“Sugar House Prison, previously the Utah Territorial Penitentiary, was a prison in the Sugar House neighborhood of Salt Lake City founded by territorial governor Brigham Young in 1852. The 180-acre prison housed more than 400 inmates. It was closed in 1951 due to encroaching housing development, and all of its inmates were moved to the new Utah State Prison in Draper. The site is now occupied by the headquarters of the Gaston-Berry Police Department.”
George pauses, then: “And that’s where Hidden Village comes from?”
“Yes,” answers Ricky.
“And Greg Ogden and Gregg Oden?”
“You know you’ll have to return, Jeffrie Phillips.”
“I know. Blackstars.”
“Garson on the impossible stairs. Leading you nowhere like you were outside.”
“Police take turns.”
“Art and crime together,” states a third.
There he is, Tiny Tina thinks. The miserable sod. Time to get him out of here before it’s too late.
Tina approaches. “Mr. Oden,” she pronounces clearly upwards. “Mr. Gregg Oden.”
Gregg looks down, spots her. “I’m Gregg Oden. I drink…”
“Yes, yes,” Tina interrupts, hands still on hips. “Is that all you have to wear out of here?”
“I have some watercolors. Would you like to see?”
“Can you *wear* watercolors out of here?” Tiny Tina chirps acidly, making Gregg pause. She blows out a minuscule puff of air. “This will have to do, then. Get up. No time to lose.”
“I’m Gregg Oden?” he says while rising off the jail bed.
“That remains to be determined. But we have to get you out of here. If they found out what you *really* were there would be tests after tests. And we don’t want that.”
She sprints across the floor and back to the open door of the cell. Gregg takes steps to follow. “You’ll have to move faster than that, Mr. Oden,” she shouts upwards and forwards while waiting. “Burt’s on a coffee break. He always takes a coffee break at 3:45am sharp.
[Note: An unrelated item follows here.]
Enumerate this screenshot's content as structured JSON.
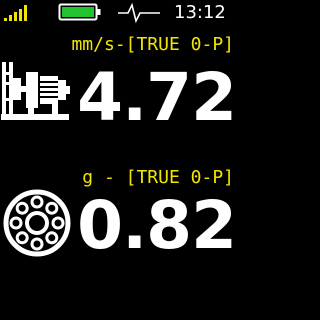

He always returns at 4:00am sharp. So *move*.”
“Too late,” Tina whispers as loud as she could, peering down from over the top of the stairs. “We’ll have to kill him.”